As many people are reeling and thinking about the terrible recent terror attacks in the London and Manchester, I have been pondering on how the music industry quickly responds. Can music still really make any type of difference? Watching the One Love Manchester gig last night made me think that it can, especially when the crowd sang "Don't Look back in Anger' by Oasis. If music is still making a difference then can painting claim a part of that too?
Conveying messages of peace and love through music or through art lies at the heart of our society. In order to be creative, a quiet but focused mind is needed. Inner thoughts and feelings are encouraged to bubble up to be translated into creativity. it is this expression of those feelings that others can relate to through our art and music. Music is right on the pulse of what happens or so it seems and is more immediate than painting can be. However, painting leaves a visible legacy.

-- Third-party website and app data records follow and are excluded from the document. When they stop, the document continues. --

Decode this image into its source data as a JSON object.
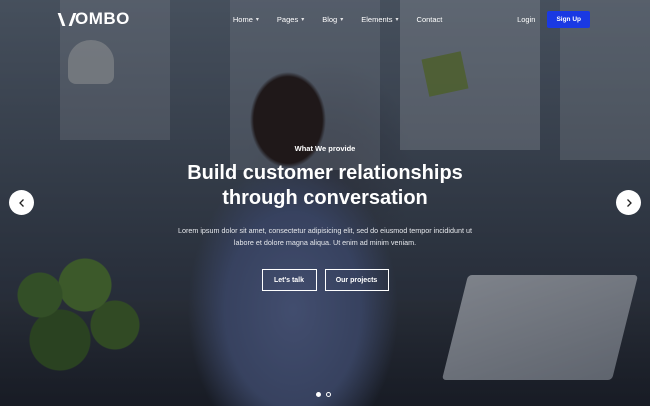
{
  "brand": {
    "logo_text": "OMBO"
  },
  "nav": {
    "items": [
      {
        "label": "Home",
        "caret": "▾"
      },
      {
        "label": "Pages",
        "caret": "▾"
      },
      {
        "label": "Blog",
        "caret": "▾"
      },
      {
        "label": "Elements",
        "caret": "▾"
      },
      {
        "label": "Contact",
        "caret": ""
      }
    ],
    "login_label": "Login",
    "signup_label": "Sign Up"
  },
  "hero": {
    "eyebrow": "What We provide",
    "title": "Build customer relationships through conversation",
    "description": "Lorem ipsum dolor sit amet, consectetur adipisicing elit, sed do eiusmod tempor incididunt ut labore et dolore magna aliqua. Ut enim ad minim veniam.",
    "primary_cta": "Let's talk",
    "secondary_cta": "Our projects"
  },
  "slider": {
    "prev_icon": "chevron-left-icon",
    "next_icon": "chevron-right-icon",
    "dot_count": 2,
    "active_index": 0
  },
  "colors": {
    "accent": "#1a39e3",
    "text": "#ffffff"
  }
}
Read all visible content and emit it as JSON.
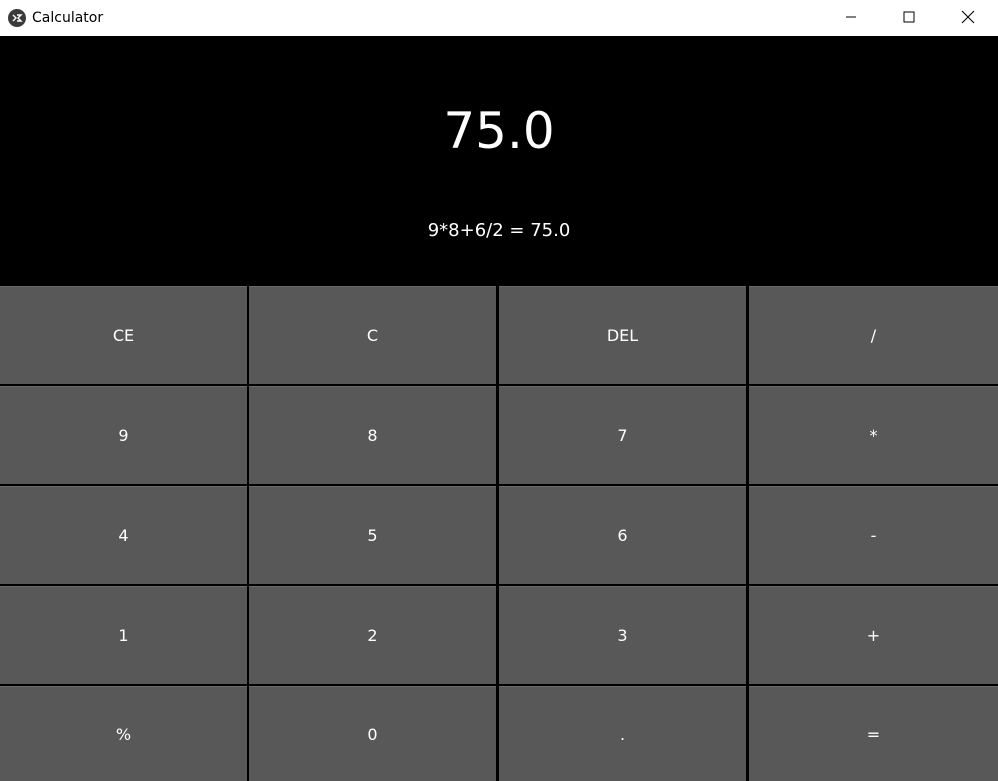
{
  "window": {
    "title": "Calculator",
    "icon": "kivy-app-icon",
    "controls": [
      "minimize-icon",
      "maximize-icon",
      "close-icon"
    ]
  },
  "display": {
    "result": "75.0",
    "expression": "9*8+6/2 = 75.0"
  },
  "keypad": {
    "rows": [
      [
        "CE",
        "C",
        "DEL",
        "/"
      ],
      [
        "9",
        "8",
        "7",
        "*"
      ],
      [
        "4",
        "5",
        "6",
        "-"
      ],
      [
        "1",
        "2",
        "3",
        "+"
      ],
      [
        "%",
        "0",
        ".",
        "="
      ]
    ]
  },
  "colors": {
    "background": "#000000",
    "button": "#585858",
    "text": "#ffffff",
    "titlebar": "#ffffff"
  }
}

Urban Warrior was painted just after the Paris attacks. Initially the painting was one I wanted to do as I had seen this image I found it very arresting and wanted to capture it in paint. When I heard about the attacks suddenly the painting had another possible meaning, the timings of the two seemed to coincide and it gave it more relevance for me - a vulnerable person contemplating the next move with just one small amount of armour to protect.
After the London weekend terror attacks I have been thinking more about how I would actually be able to physically defend myself which I am sure others have been thinking too (I really have no idea). My 'out of danger' solution will be to continue to nurture creativity, being able to reach into the quiet and focused mind seems more important than ever to me now.

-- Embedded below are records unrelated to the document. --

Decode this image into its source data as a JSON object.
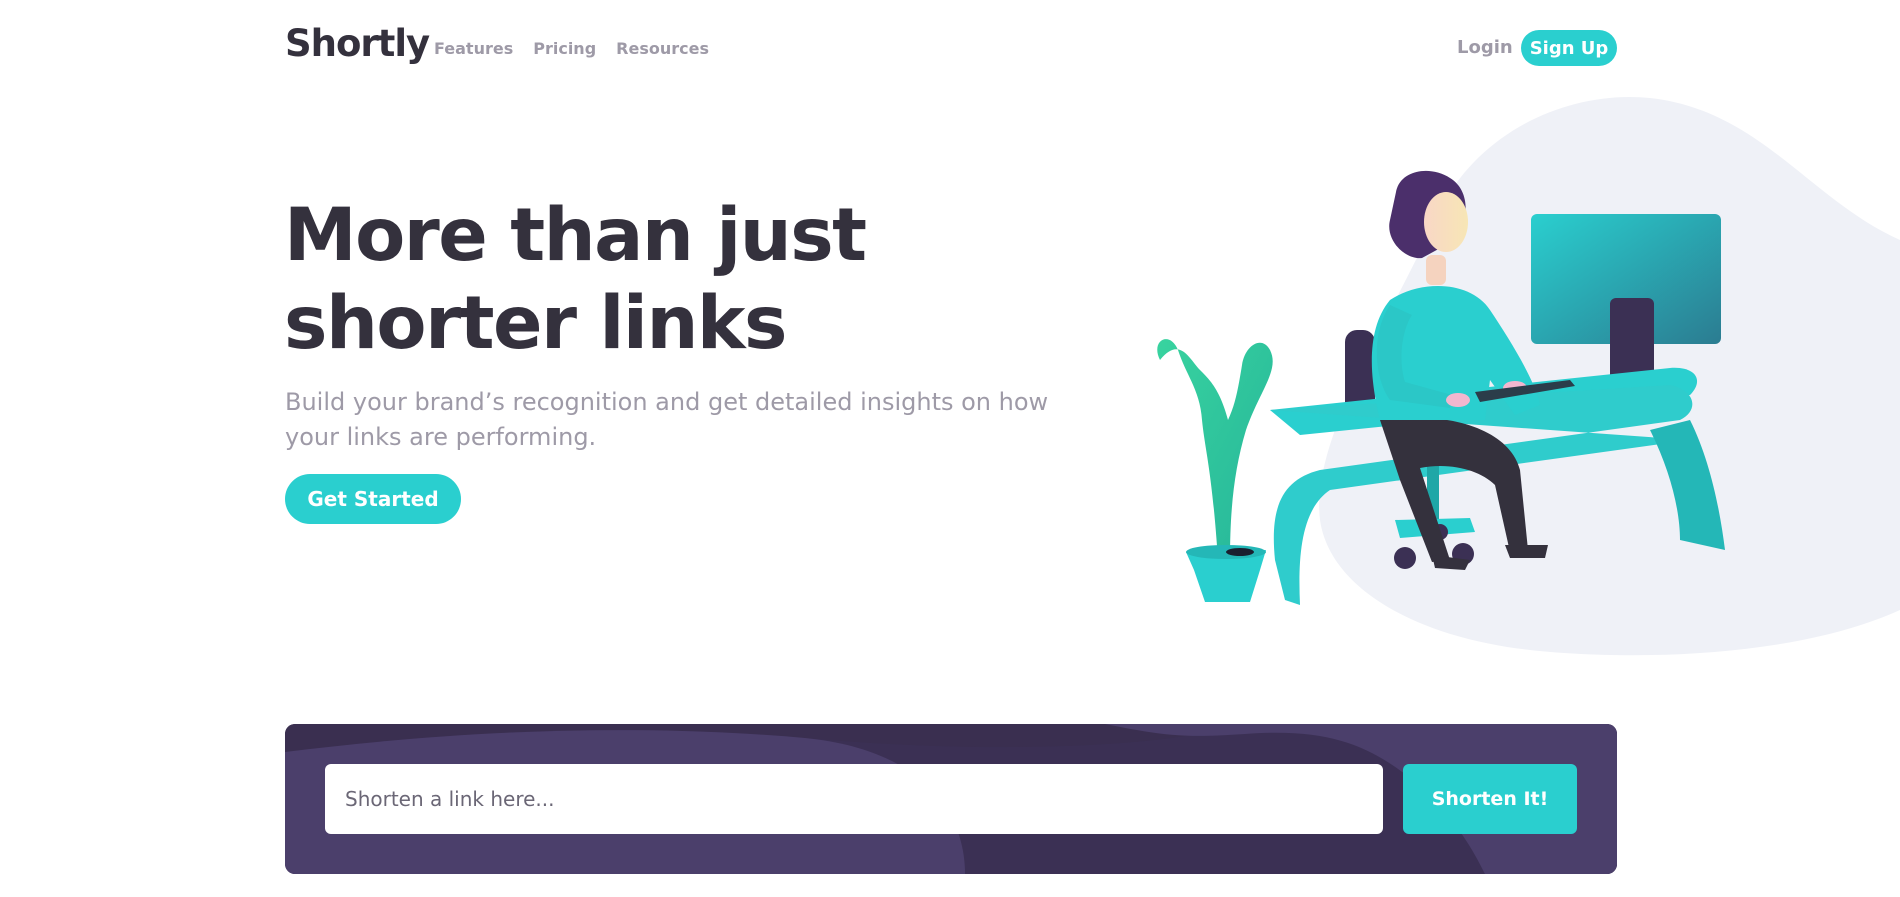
{
  "brand": {
    "name": "Shortly"
  },
  "nav": {
    "links": [
      "Features",
      "Pricing",
      "Resources"
    ],
    "login_label": "Login",
    "signup_label": "Sign Up"
  },
  "hero": {
    "title_line1": "More than just",
    "title_line2": "shorter links",
    "subtitle": "Build your brand’s recognition and get detailed insights on how your links are performing.",
    "cta_label": "Get Started"
  },
  "shorten": {
    "placeholder": "Shorten a link here...",
    "button_label": "Shorten It!"
  },
  "colors": {
    "accent": "#2acfcf",
    "dark_violet": "#3b3054",
    "very_dark_text": "#34313d",
    "gray_text": "#9e9aa7",
    "blob": "#eff1f7"
  },
  "icons": {
    "illustration": "person-working-at-desk-illustration"
  }
}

Urban Warrior has been selected for the Exhibit Here Summer Exhibition, 24 - 28 July at The Menier Gallery, London, email here for an invite to the Private View